━━━━━ Dataset records

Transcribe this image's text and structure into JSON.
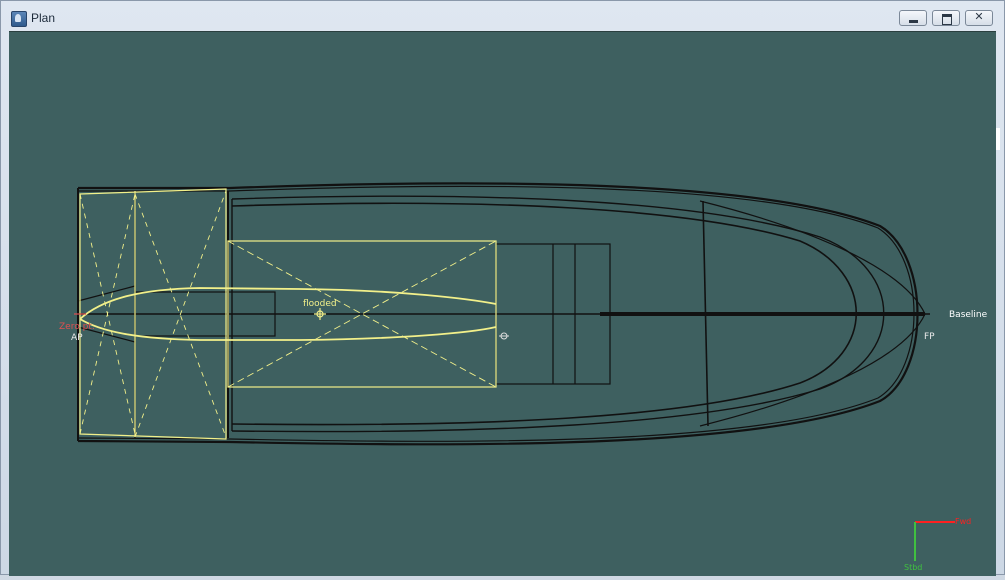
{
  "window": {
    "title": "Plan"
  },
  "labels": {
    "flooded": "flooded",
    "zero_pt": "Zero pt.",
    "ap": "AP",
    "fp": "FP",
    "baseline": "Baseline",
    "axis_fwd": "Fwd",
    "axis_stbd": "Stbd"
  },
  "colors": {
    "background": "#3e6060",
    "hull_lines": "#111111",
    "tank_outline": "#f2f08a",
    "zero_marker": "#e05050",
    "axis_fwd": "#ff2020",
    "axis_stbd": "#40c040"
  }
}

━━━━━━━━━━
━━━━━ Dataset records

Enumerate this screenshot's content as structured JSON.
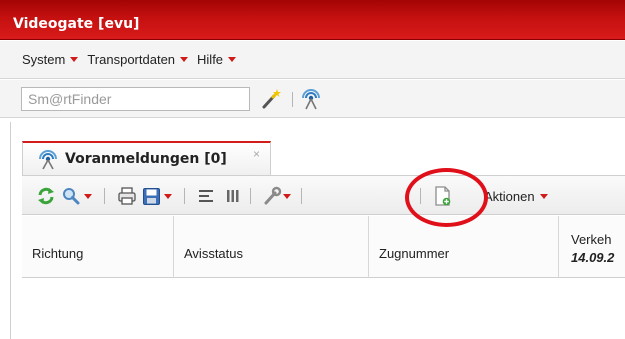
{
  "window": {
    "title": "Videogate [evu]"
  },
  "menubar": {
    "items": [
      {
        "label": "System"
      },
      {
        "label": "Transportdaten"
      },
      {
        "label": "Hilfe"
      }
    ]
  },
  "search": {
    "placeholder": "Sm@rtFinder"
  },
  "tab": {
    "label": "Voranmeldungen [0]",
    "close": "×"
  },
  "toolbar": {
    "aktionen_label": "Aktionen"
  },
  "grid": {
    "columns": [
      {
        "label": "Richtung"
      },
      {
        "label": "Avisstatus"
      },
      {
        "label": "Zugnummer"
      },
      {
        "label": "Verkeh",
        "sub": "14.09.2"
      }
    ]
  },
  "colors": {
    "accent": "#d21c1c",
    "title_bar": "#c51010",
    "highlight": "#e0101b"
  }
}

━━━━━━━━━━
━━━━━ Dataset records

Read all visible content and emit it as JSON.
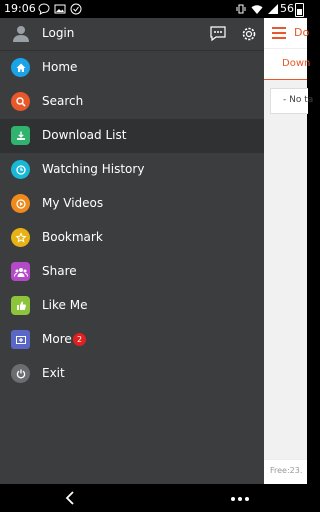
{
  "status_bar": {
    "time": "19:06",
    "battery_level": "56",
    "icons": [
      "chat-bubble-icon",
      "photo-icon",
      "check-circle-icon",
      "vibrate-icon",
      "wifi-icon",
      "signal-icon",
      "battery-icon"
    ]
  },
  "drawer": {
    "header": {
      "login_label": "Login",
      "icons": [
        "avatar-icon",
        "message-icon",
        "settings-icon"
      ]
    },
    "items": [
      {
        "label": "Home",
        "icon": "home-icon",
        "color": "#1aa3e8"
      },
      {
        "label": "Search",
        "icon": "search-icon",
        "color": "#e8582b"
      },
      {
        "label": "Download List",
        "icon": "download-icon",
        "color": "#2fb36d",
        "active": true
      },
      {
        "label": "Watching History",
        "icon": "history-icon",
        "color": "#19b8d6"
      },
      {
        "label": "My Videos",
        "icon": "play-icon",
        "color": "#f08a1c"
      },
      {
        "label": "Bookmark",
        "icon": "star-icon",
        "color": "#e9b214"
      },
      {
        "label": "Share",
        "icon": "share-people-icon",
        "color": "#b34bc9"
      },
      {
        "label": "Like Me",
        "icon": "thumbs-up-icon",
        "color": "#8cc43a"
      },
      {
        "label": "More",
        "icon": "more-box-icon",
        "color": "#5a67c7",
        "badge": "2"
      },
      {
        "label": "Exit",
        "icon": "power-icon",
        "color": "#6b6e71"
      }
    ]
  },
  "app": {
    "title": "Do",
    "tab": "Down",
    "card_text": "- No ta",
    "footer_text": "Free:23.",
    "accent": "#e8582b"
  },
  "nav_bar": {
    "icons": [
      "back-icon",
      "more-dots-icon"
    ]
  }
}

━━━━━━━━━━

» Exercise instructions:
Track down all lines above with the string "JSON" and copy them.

» Problem solution:
Transcribe this image's text and structure into JSON.
Enumerate this screenshot's content as structured JSON.
Read all visible content and emit it as JSON.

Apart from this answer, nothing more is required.